Posts Tagged ‘interglacial periods’

Eemian Evidence

Sunday, December 8th, 2013

So what do we really know?

We’re deep in an Ice Age, the third that has occurred in the past half billion years. In between Ice Ages, the Earth has been very warm, in its ‘hot-house’ phase, with high sea levels and free of glaciers and ice caps.

The Ice Ages that preceded ours occurred 290 and 440 million years ago. Note that the time scale is more compressed on the left(acer-acre.ca)

The Ice Ages that preceded ours occurred 290 and 440 million years ago. Note that the time scale is more compressed on the left(acer-acre.ca)

Our Ice Age began 2.6 million years ago, caused at least in part by the drift of Antarctica to cover the southern polar region, and the northern continents closing off much of the Arctic Ocean. Without cold polar water easily mixing with warm tropical water, polar ice caps and glaciers formed and grew, and the global average temperature dropped from about 22 degrees C to about 12 degrees C.

plate_history_lge classroomatsea.net

The continents drift endlessly, slowly, on 12 plates driven by convection currents in the magma below the Earth’s crust (classroomatsea.net)

During our Ice Age glacial and interglacial periods have cycled regularly. We’re in an interglacial period now, but even the interglacial periods are cool – the ice caps just retreat, they don’t completely melt, for cold polar water is still trapped in the Arctic and around Antarctica.

In our current Ice Age, glacial and interglacial periods cycle with remarkable regularity (atala.fr)

In our current Ice Age, glacial and interglacial periods cycle with remarkable regularity (atala.fr)

Our interglacial period, which we’ve named the Holocene Interglacial, started about 12,000 years ago. Probably not merely coincidentally, while we as a species have evolved over the whole time of this Ice Age, our explosion into whatever it is we are now began with the onset of the Holocene Interglacial.

Antarctic temperatures and atmospheric CO2 and Methane levels over the past four cylces of glacial and interglacial periods (eoearth.org)

Antarctic temperatures and atmospheric CO2 and Methane levels over the past four cylces of glacial and interglacial periods (eoearth.org)

We have also learned much from the analysis the last interglacial, the Eemian Interglacial, which began 130,000 years ago and lasted for about 20 thousand years. An ice core drilled into the northern Greenland ice sheet reached down to bedrock through 2.5km of ice, and back 250,000 years. The drilling took three years, the analysis another year, and the results were published in Nature last January.

The NEEM ice core was taken from the northeern part of the ice sheet where the deepest ice is 250,000 years old (neem.dk)

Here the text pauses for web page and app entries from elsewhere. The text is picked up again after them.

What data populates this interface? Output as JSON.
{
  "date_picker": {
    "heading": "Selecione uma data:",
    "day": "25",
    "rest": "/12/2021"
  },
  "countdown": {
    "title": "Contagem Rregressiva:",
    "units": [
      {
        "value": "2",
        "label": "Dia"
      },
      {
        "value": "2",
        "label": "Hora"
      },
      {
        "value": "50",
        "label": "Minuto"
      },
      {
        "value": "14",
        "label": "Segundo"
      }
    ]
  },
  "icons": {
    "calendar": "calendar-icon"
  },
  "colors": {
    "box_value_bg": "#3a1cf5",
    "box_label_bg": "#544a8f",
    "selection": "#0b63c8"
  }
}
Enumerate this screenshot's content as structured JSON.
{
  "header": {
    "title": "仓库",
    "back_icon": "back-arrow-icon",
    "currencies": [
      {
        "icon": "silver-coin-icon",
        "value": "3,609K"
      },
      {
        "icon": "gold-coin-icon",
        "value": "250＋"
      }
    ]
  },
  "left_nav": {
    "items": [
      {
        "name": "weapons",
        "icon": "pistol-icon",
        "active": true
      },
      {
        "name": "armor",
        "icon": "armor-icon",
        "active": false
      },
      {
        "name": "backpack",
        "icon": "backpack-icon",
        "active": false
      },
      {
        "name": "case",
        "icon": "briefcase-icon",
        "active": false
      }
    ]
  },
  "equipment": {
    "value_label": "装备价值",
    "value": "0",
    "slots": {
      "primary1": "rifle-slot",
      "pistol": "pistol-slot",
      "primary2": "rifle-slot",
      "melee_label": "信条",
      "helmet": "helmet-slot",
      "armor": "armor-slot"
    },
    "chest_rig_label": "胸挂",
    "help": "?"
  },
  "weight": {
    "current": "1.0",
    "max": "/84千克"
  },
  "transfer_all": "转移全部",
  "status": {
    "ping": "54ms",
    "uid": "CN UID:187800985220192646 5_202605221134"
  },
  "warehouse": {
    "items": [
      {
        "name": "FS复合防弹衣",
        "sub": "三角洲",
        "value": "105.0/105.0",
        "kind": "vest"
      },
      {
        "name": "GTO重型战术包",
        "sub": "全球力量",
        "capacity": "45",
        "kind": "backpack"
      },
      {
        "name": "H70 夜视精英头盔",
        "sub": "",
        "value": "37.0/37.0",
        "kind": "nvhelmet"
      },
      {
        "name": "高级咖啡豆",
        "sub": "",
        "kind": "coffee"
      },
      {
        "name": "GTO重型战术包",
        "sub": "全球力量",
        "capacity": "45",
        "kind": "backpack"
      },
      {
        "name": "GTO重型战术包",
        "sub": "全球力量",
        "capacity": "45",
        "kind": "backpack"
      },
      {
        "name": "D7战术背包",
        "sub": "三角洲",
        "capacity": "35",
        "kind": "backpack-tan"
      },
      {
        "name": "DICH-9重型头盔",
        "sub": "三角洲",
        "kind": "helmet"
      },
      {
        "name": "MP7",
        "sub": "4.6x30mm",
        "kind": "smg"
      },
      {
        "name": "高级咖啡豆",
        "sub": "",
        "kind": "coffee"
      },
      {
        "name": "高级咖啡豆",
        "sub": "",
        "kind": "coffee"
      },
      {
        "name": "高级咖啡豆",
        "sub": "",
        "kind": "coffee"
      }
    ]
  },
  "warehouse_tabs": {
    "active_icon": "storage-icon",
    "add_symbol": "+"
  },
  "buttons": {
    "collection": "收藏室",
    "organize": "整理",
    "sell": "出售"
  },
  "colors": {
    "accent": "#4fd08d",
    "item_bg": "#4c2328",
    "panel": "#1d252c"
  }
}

The NEEM ice core was taken from the northeern part of the ice sheet where the deepest ice is 250,000 years old (neem.dk)

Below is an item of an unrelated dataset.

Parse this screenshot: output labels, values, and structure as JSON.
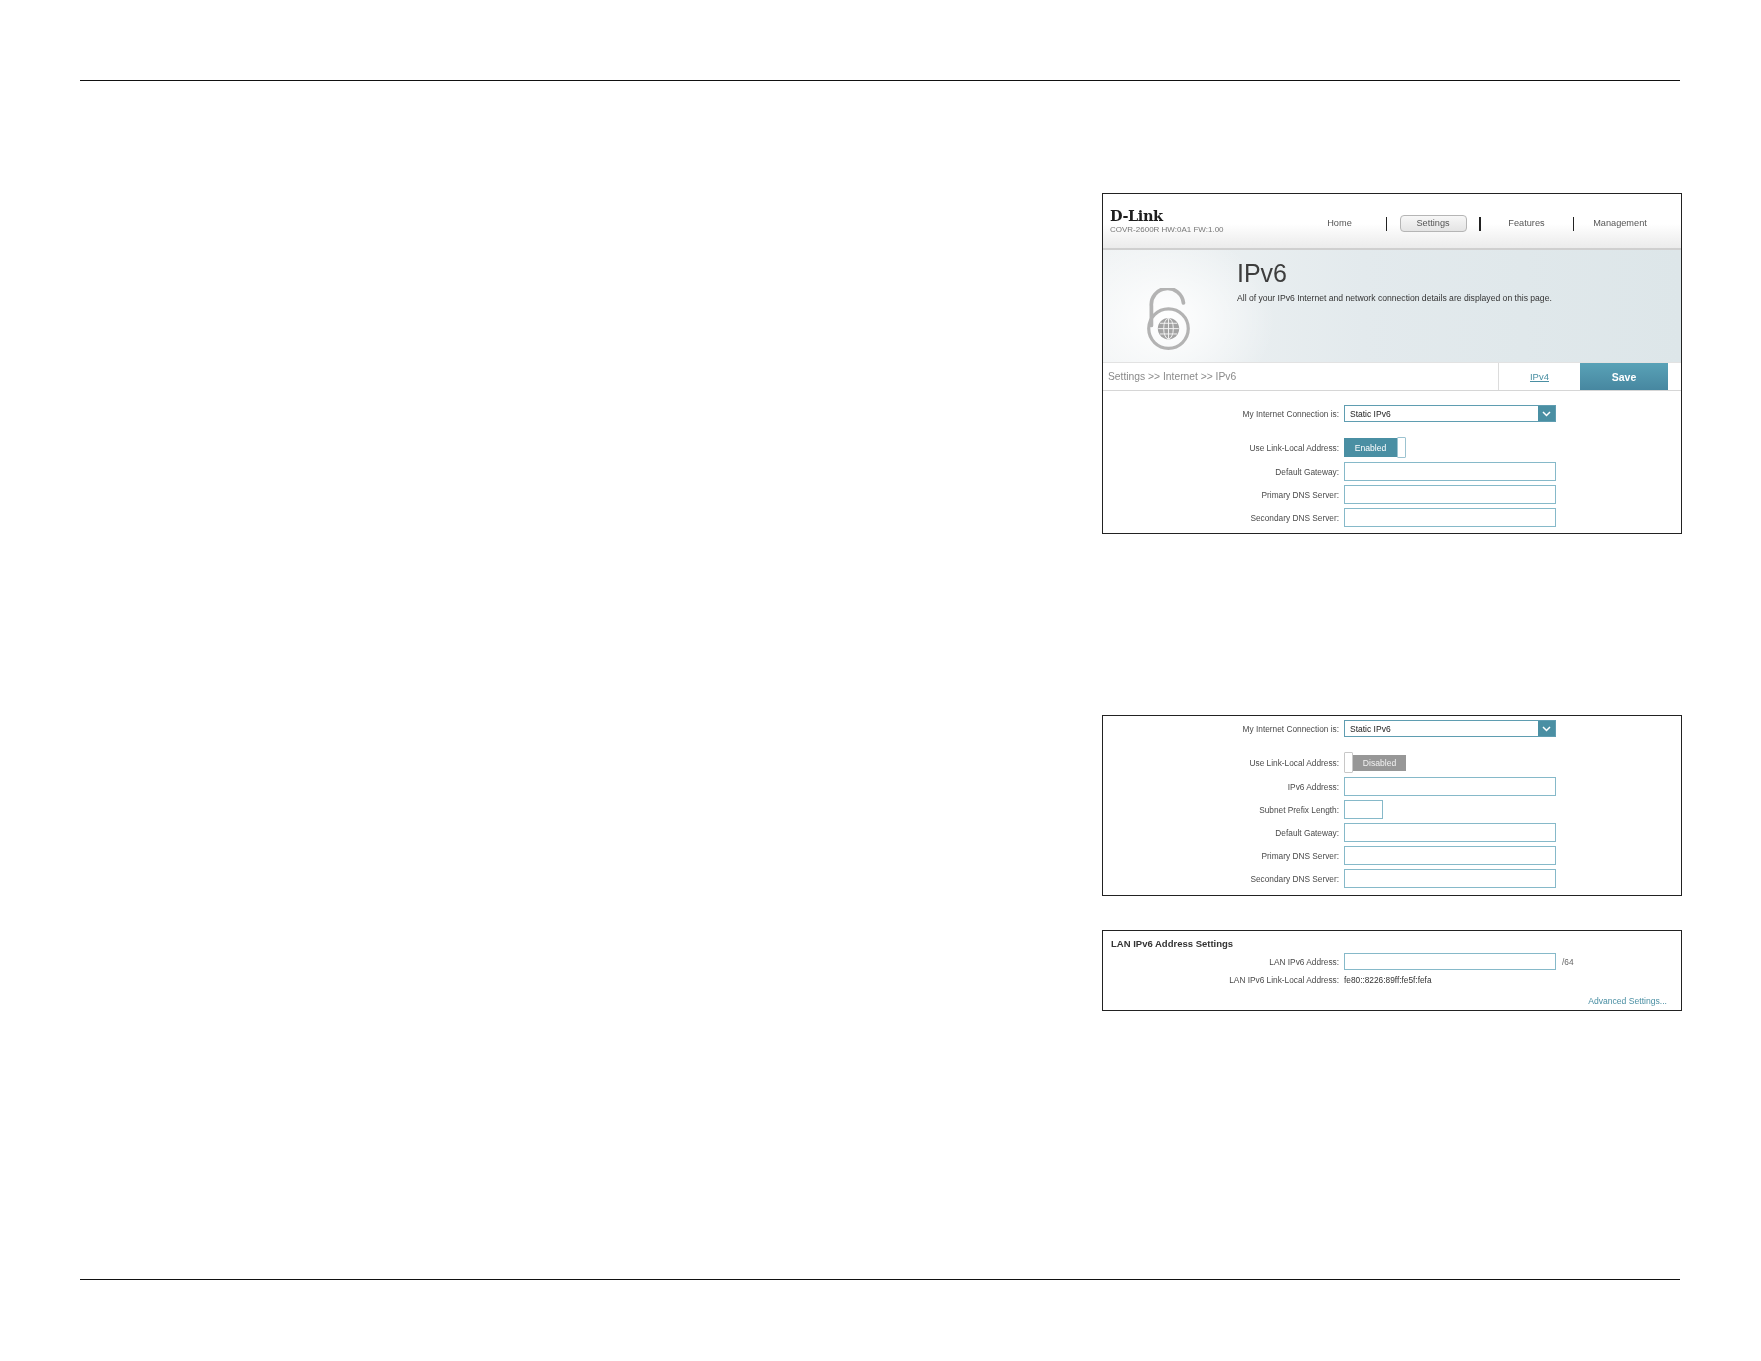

In the Eemian Interglacial, global average temperatures were about 4 degrees C warmer than our current global average; CO2 levels rose to about 320 parts per million, sea levels rose about 6-8 meters higher than present, and the Greenland ice sheet melted from about 200m higher than present to about 130 lower than it is now. Since the Greenland ice sheet didn’t all melt during the Eemian Interglacial, the rest of the sea level increase must have come from the melting of the West Antarctic ice sheet.

Knowing all this, what can we truly predict about our future? We have clear models from the recent and from the more distant past of what the possible outcomes actually would be.

With atmospheric CO2 levels as high as they are at present, 393 ppm as of October, we can expect the global average temperature to become at least a few degrees warmer, and sea levels to rise at least a few more meters.

Average global temperature tracks CO2 levels over the past 400,000 years. Our Holocene Interglacial is on the extreme right, and our CO2 levels are striking (icecore_records-sympatico.ca)

Average global temperature tracks CO2 levels over the past 400,000 years. Our Holocene Interglacial is on the extreme right, and our CO2 levels are striking (icecore_records-sympatico.ca)

If CO2 levels continue to rise, as they are likely to do, we may force the Earth prematurely out of this Ice Age and back to its hothouse phase, over-riding the impact of continental drift in keeping the poles cold.

Obviously this is an ever changing planet, whether or not we are here to ride it out, and any sense we have that it is stable, benign or in any kind of equilibrium is shear delusion on our part.

But we have increased the pace of change, and this is going to be quite a trip. There are an awful lot of us on the planet, and if the changes happen as quickly as all the graphs from the past indicate they will, the human cost of the upheaval is going to be huge.

Of course we can adapt, but we need more time to do so without excessive misery.
We still do have the potential to limit both the extent and the pace of global warming.

Celebrating the last piece of ice core, extracted from 2.5 km below the surface of the Greenland ice sheet (neem.dk)

Celebrating the last piece of ice core, extracted from 2.5 km below the surface of the Greenland ice sheet (neem.dk)